The Administration claims that the rule is designed on the assumption that immigrants of modest means have an adverse effect on the nation and economy, an outright misguided judgment. On the contrary, immigrants are wonderful contributors to the U.S. economy. Having worked in immigration law for more than twenty years, Jean Danhong Chen understands how often the input of immigrants within society is overlooked. She has revealed a couple of factors that demonstrate how immigration is essential for structuring an economy.
Immigrants Help Support Aging U.S. Population
Immigration boosts the national birth rate, a number that has hit a historic low, according to Jean Danhong Chen. An inadequate birth rate hurts the economy tremendously, causing a possible decline in the labor force, limiting demand in certain industries and slowing down the general momentum of the economy. Immigrants are imperative for balancing out the ratio of workers to retirees, particularly when one considers the aging of the baby boom generation. A 2017 NAS report concluded that most of the current and future net workforce growth will be produced by immigrants and their locally born descendants.
Alarming numbers were also found by the Census Bureau, as it predicts, by 2035, the presence of only 2.4 working-age adults in the U.S. for each person age 65 or older. Such a number would be less than any previous decade’s marker on record and, furthermore, the ratio of working-age adults to children and elderly combined is forecasted to drop from 1.6 to 1.3 between 2016 and 2030, remaining there until, conservatively estimating, 2060. Roughly 78 percent of today’s foreign-born population is at a working age (18 to 64-years-old), easily surpassing the 59 percent of Americans. While these statistics are expected to decrease within the next decade, the gap will likely maintain a similar figure, or close to it. Foreign born citizens are integral because they are more probable to enter the work force at a younger age, and possess full-time jobs, than their native counterparts. Putting a restriction on an immigrant’s ability to come into the U.S. will result in less working-age adults and workers in the population soon.
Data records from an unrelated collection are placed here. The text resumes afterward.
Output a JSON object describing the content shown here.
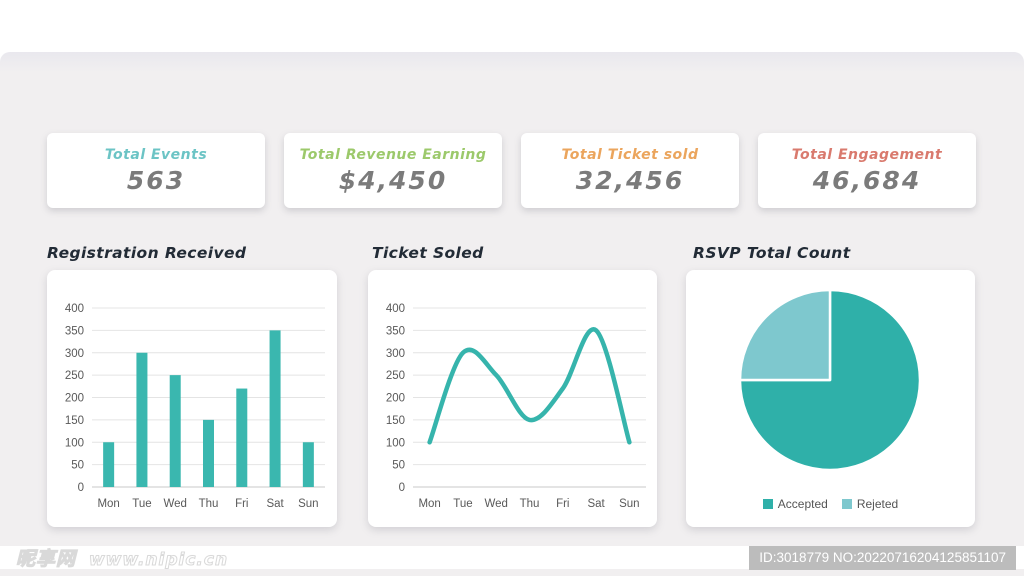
{
  "stats": {
    "cards": [
      {
        "label": "Total Events",
        "value": "563",
        "color": "#6cc4c5"
      },
      {
        "label": "Total Revenue Earning",
        "value": "$4,450",
        "color": "#9cc96b"
      },
      {
        "label": "Total Ticket sold",
        "value": "32,456",
        "color": "#eba55d"
      },
      {
        "label": "Total Engagement",
        "value": "46,684",
        "color": "#d97a6e"
      }
    ]
  },
  "chart_data": [
    {
      "type": "bar",
      "title": "Registration Received",
      "categories": [
        "Mon",
        "Tue",
        "Wed",
        "Thu",
        "Fri",
        "Sat",
        "Sun"
      ],
      "values": [
        100,
        300,
        250,
        150,
        220,
        350,
        100
      ],
      "xlabel": "",
      "ylabel": "",
      "ylim": [
        0,
        400
      ],
      "ytick_step": 50,
      "grid": true,
      "color": "#3ab7af"
    },
    {
      "type": "line",
      "title": "Ticket Soled",
      "categories": [
        "Mon",
        "Tue",
        "Wed",
        "Thu",
        "Fri",
        "Sat",
        "Sun"
      ],
      "values": [
        100,
        300,
        250,
        150,
        220,
        350,
        100
      ],
      "xlabel": "",
      "ylabel": "",
      "ylim": [
        0,
        400
      ],
      "ytick_step": 50,
      "grid": true,
      "smooth": true,
      "color": "#36b4ac"
    },
    {
      "type": "pie",
      "title": "RSVP Total Count",
      "slices": [
        {
          "label": "Accepted",
          "value": 75,
          "color": "#2fb0a9"
        },
        {
          "label": "Rejeted",
          "value": 25,
          "color": "#7ec8ce"
        }
      ],
      "start_angle_deg": -90,
      "legend_position": "bottom"
    }
  ],
  "axis_style": {
    "tick_color": "#595959",
    "grid_color": "#e4e4e4",
    "baseline_color": "#c8c8c8"
  },
  "watermark": {
    "site_name": "昵享网",
    "site_url": "www.nipic.cn",
    "id_label": "ID:3018779 NO:20220716204125851107"
  }
}
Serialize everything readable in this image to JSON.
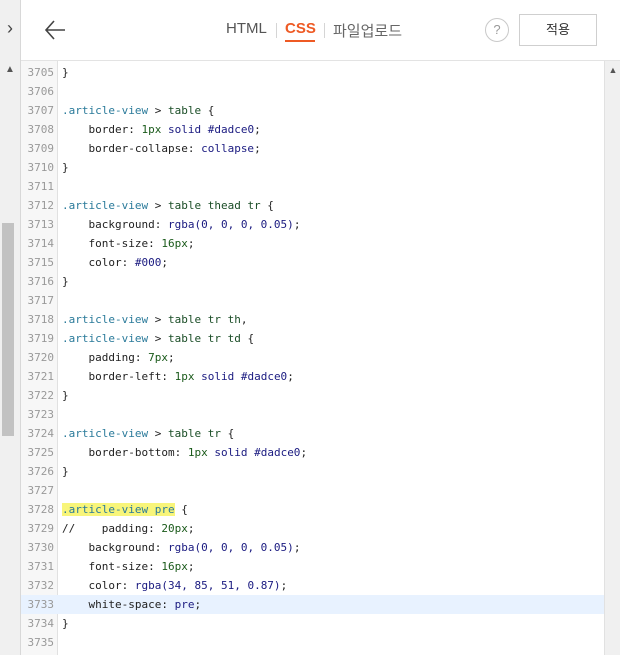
{
  "toolbar": {
    "back_icon": "arrow-left-icon",
    "tabs": [
      {
        "label": "HTML",
        "active": false
      },
      {
        "label": "CSS",
        "active": true
      },
      {
        "label": "파일업로드",
        "active": false
      }
    ],
    "help_label": "?",
    "apply_label": "적용",
    "accent_color": "#ee5a24"
  },
  "sidebar": {
    "collapse_icon": "chevron-right-icon"
  },
  "editor": {
    "highlighted_line": 3733,
    "lines": [
      {
        "n": "3705",
        "parts": [
          [
            "p",
            "}"
          ]
        ]
      },
      {
        "n": "3706",
        "parts": []
      },
      {
        "n": "3707",
        "parts": [
          [
            "s",
            ".article-view"
          ],
          [
            "p",
            " > "
          ],
          [
            "t",
            "table"
          ],
          [
            "p",
            " {"
          ]
        ]
      },
      {
        "n": "3708",
        "parts": [
          [
            "p",
            "    border: "
          ],
          [
            "num",
            "1px"
          ],
          [
            "v",
            " solid #dadce0"
          ],
          [
            "p",
            ";"
          ]
        ]
      },
      {
        "n": "3709",
        "parts": [
          [
            "p",
            "    border-collapse: "
          ],
          [
            "v",
            "collapse"
          ],
          [
            "p",
            ";"
          ]
        ]
      },
      {
        "n": "3710",
        "parts": [
          [
            "p",
            "}"
          ]
        ]
      },
      {
        "n": "3711",
        "parts": []
      },
      {
        "n": "3712",
        "parts": [
          [
            "s",
            ".article-view"
          ],
          [
            "p",
            " > "
          ],
          [
            "t",
            "table thead tr"
          ],
          [
            "p",
            " {"
          ]
        ]
      },
      {
        "n": "3713",
        "parts": [
          [
            "p",
            "    background: "
          ],
          [
            "v",
            "rgba(0, 0, 0, 0.05)"
          ],
          [
            "p",
            ";"
          ]
        ]
      },
      {
        "n": "3714",
        "parts": [
          [
            "p",
            "    font-size: "
          ],
          [
            "num",
            "16px"
          ],
          [
            "p",
            ";"
          ]
        ]
      },
      {
        "n": "3715",
        "parts": [
          [
            "p",
            "    color: "
          ],
          [
            "v",
            "#000"
          ],
          [
            "p",
            ";"
          ]
        ]
      },
      {
        "n": "3716",
        "parts": [
          [
            "p",
            "}"
          ]
        ]
      },
      {
        "n": "3717",
        "parts": []
      },
      {
        "n": "3718",
        "parts": [
          [
            "s",
            ".article-view"
          ],
          [
            "p",
            " > "
          ],
          [
            "t",
            "table tr th"
          ],
          [
            "p",
            ","
          ]
        ]
      },
      {
        "n": "3719",
        "parts": [
          [
            "s",
            ".article-view"
          ],
          [
            "p",
            " > "
          ],
          [
            "t",
            "table tr td"
          ],
          [
            "p",
            " {"
          ]
        ]
      },
      {
        "n": "3720",
        "parts": [
          [
            "p",
            "    padding: "
          ],
          [
            "num",
            "7px"
          ],
          [
            "p",
            ";"
          ]
        ]
      },
      {
        "n": "3721",
        "parts": [
          [
            "p",
            "    border-left: "
          ],
          [
            "num",
            "1px"
          ],
          [
            "v",
            " solid #dadce0"
          ],
          [
            "p",
            ";"
          ]
        ]
      },
      {
        "n": "3722",
        "parts": [
          [
            "p",
            "}"
          ]
        ]
      },
      {
        "n": "3723",
        "parts": []
      },
      {
        "n": "3724",
        "parts": [
          [
            "s",
            ".article-view"
          ],
          [
            "p",
            " > "
          ],
          [
            "t",
            "table tr"
          ],
          [
            "p",
            " {"
          ]
        ]
      },
      {
        "n": "3725",
        "parts": [
          [
            "p",
            "    border-bottom: "
          ],
          [
            "num",
            "1px"
          ],
          [
            "v",
            " solid #dadce0"
          ],
          [
            "p",
            ";"
          ]
        ]
      },
      {
        "n": "3726",
        "parts": [
          [
            "p",
            "}"
          ]
        ]
      },
      {
        "n": "3727",
        "parts": []
      },
      {
        "n": "3728",
        "parts": [
          [
            "m",
            ".article-view pre"
          ],
          [
            "p",
            " {"
          ]
        ]
      },
      {
        "n": "3729",
        "parts": [
          [
            "p",
            "//    padding: "
          ],
          [
            "num",
            "20px"
          ],
          [
            "p",
            ";"
          ]
        ]
      },
      {
        "n": "3730",
        "parts": [
          [
            "p",
            "    background: "
          ],
          [
            "v",
            "rgba(0, 0, 0, 0.05)"
          ],
          [
            "p",
            ";"
          ]
        ]
      },
      {
        "n": "3731",
        "parts": [
          [
            "p",
            "    font-size: "
          ],
          [
            "num",
            "16px"
          ],
          [
            "p",
            ";"
          ]
        ]
      },
      {
        "n": "3732",
        "parts": [
          [
            "p",
            "    color: "
          ],
          [
            "v",
            "rgba(34, 85, 51, 0.87)"
          ],
          [
            "p",
            ";"
          ]
        ]
      },
      {
        "n": "3733",
        "parts": [
          [
            "p",
            "    white-space: "
          ],
          [
            "v",
            "pre"
          ],
          [
            "p",
            ";"
          ]
        ]
      },
      {
        "n": "3734",
        "parts": [
          [
            "p",
            "}"
          ]
        ]
      },
      {
        "n": "3735",
        "parts": []
      }
    ]
  }
}
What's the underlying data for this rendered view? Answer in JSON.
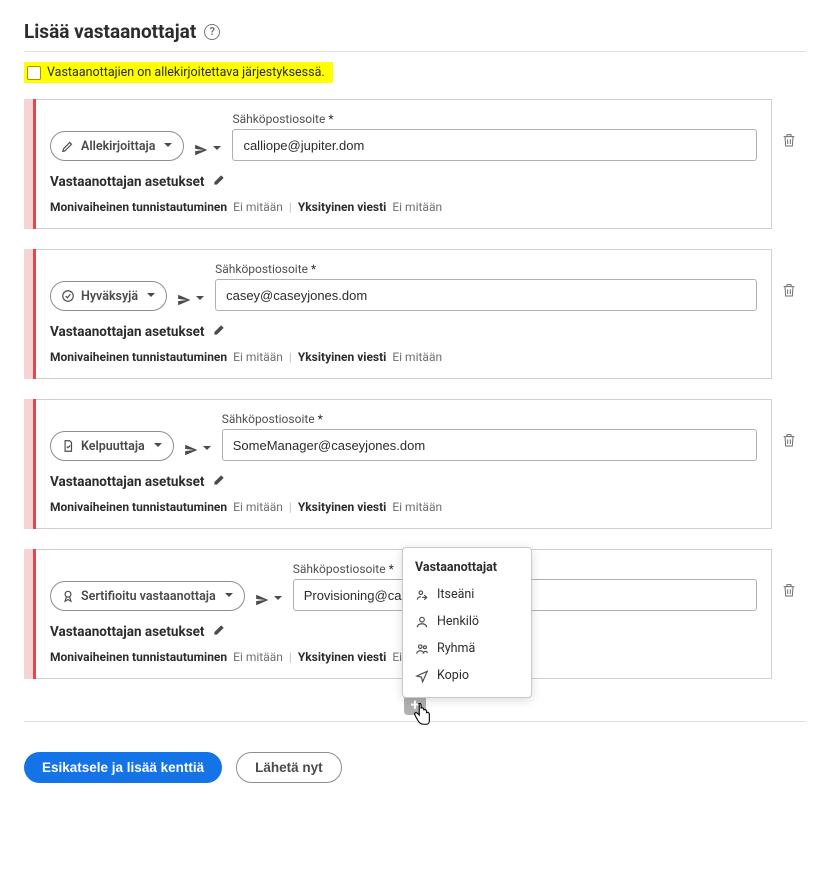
{
  "title": "Lisää vastaanottajat",
  "order_checkbox_label": "Vastaanottajien on allekirjoitettava järjestyksessä.",
  "email_label": "Sähköpostiosoite",
  "required_mark": "*",
  "settings_label": "Vastaanottajan asetukset",
  "mfa_label": "Monivaiheinen tunnistautuminen",
  "mfa_value": "Ei mitään",
  "pm_label": "Yksityinen viesti",
  "pm_value": "Ei mitään",
  "recipients": [
    {
      "role": "Allekirjoittaja",
      "email": "calliope@jupiter.dom"
    },
    {
      "role": "Hyväksyjä",
      "email": "casey@caseyjones.dom"
    },
    {
      "role": "Kelpuuttaja",
      "email": "SomeManager@caseyjones.dom"
    },
    {
      "role": "Sertifioitu vastaanottaja",
      "email": "Provisioning@caseyjones.dom"
    }
  ],
  "popup": {
    "title": "Vastaanottajat",
    "items": [
      "Itseäni",
      "Henkilö",
      "Ryhmä",
      "Kopio"
    ]
  },
  "footer": {
    "primary": "Esikatsele ja lisää kenttiä",
    "secondary": "Lähetä nyt"
  }
}
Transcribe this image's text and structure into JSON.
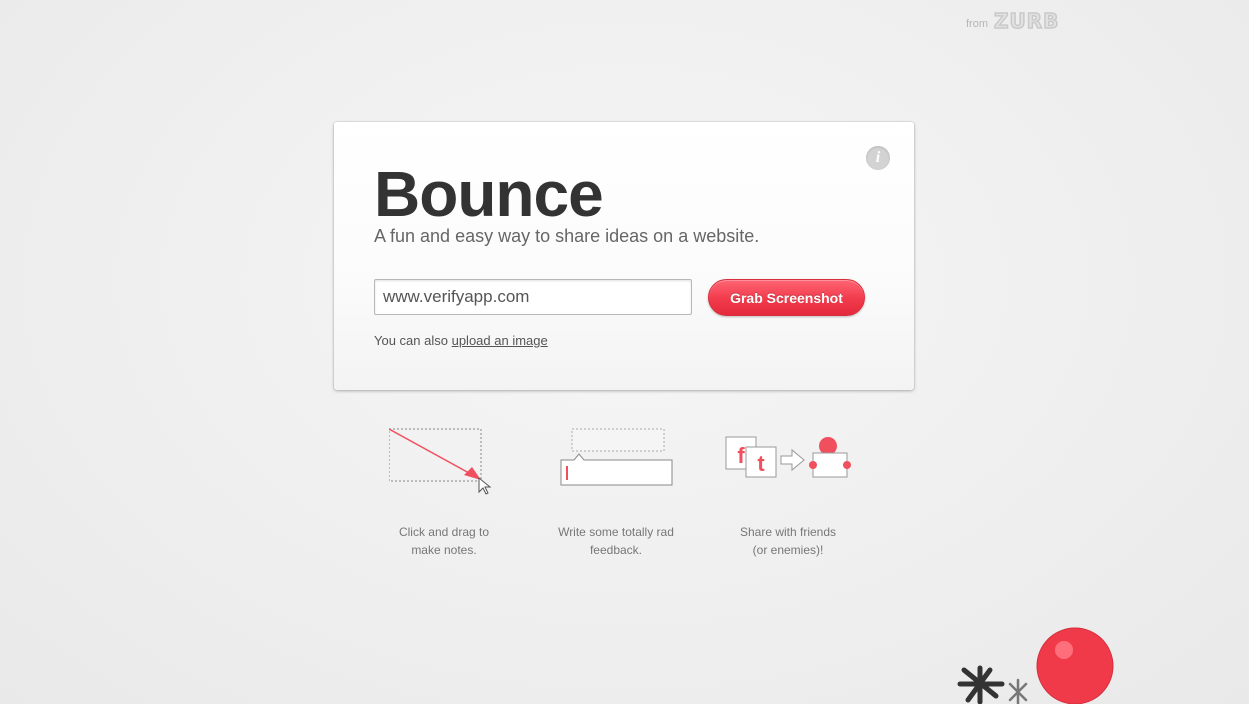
{
  "brand": {
    "from_text": "from",
    "logo_text": "ZURB"
  },
  "card": {
    "info_icon": "i",
    "title": "Bounce",
    "subtitle": "A fun and easy way to share ideas on a website.",
    "url_input": {
      "value": "www.verifyapp.com"
    },
    "grab_button_label": "Grab Screenshot",
    "upload_prefix": "You can also ",
    "upload_link": "upload an image"
  },
  "features": [
    {
      "icon": "drag-arrow-icon",
      "line1": "Click and drag to",
      "line2": "make notes."
    },
    {
      "icon": "feedback-box-icon",
      "line1": "Write some totally rad",
      "line2": "feedback."
    },
    {
      "icon": "share-icon",
      "line1": "Share with friends",
      "line2": "(or enemies)!"
    }
  ],
  "colors": {
    "accent": "#f13a4b",
    "text_dark": "#333333",
    "text_muted": "#777777",
    "background": "#efefef"
  }
}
Children of Immigrants Display Significant Upward Mobility
From an economic standpoint, the new rule that prevents immigrants their entry or right to remain in the U.S. is quite baffling, as it neglects the contributions that their children would bring to the nation’s long-term solidity. As evidenced by numerous studies, children of immigrants are inclined to receive greater levels of education, more prosperous earnings, and fill higher-paying positions than that of their parents. A 2015 NAS immigration study discovered that children of foreign-born parents match or eclipse the schooling achievements of the general population of later generations of local-born Americans.
Immigrants who missed out on a high school education still, for the most part, see their children graduate from high school. A 2017 report from the National Academy of Sciences found that 36 percent of new immigrants were without a high school education from 1994 to 1996; however, just 8 percent of second-generation children encountered the same problem two decades later. Also, children of immigrants enjoy a higher completion rate for college, as 43 percent of second-generation children who are now aged 30 or older have a four-year college degree in their hands. That number trumps the 32 percent among immigrants who are in their 50s, as proven by the Census data. Jean Danhong Chen concludes that immigrants have a remarkable capability in assisting the U.S. economy, which begs the question as to why they are being shut out from the country for such inexplicable, vague reasoning that apparently comes down to nothing more than an unfair, inaccurate case of labelling.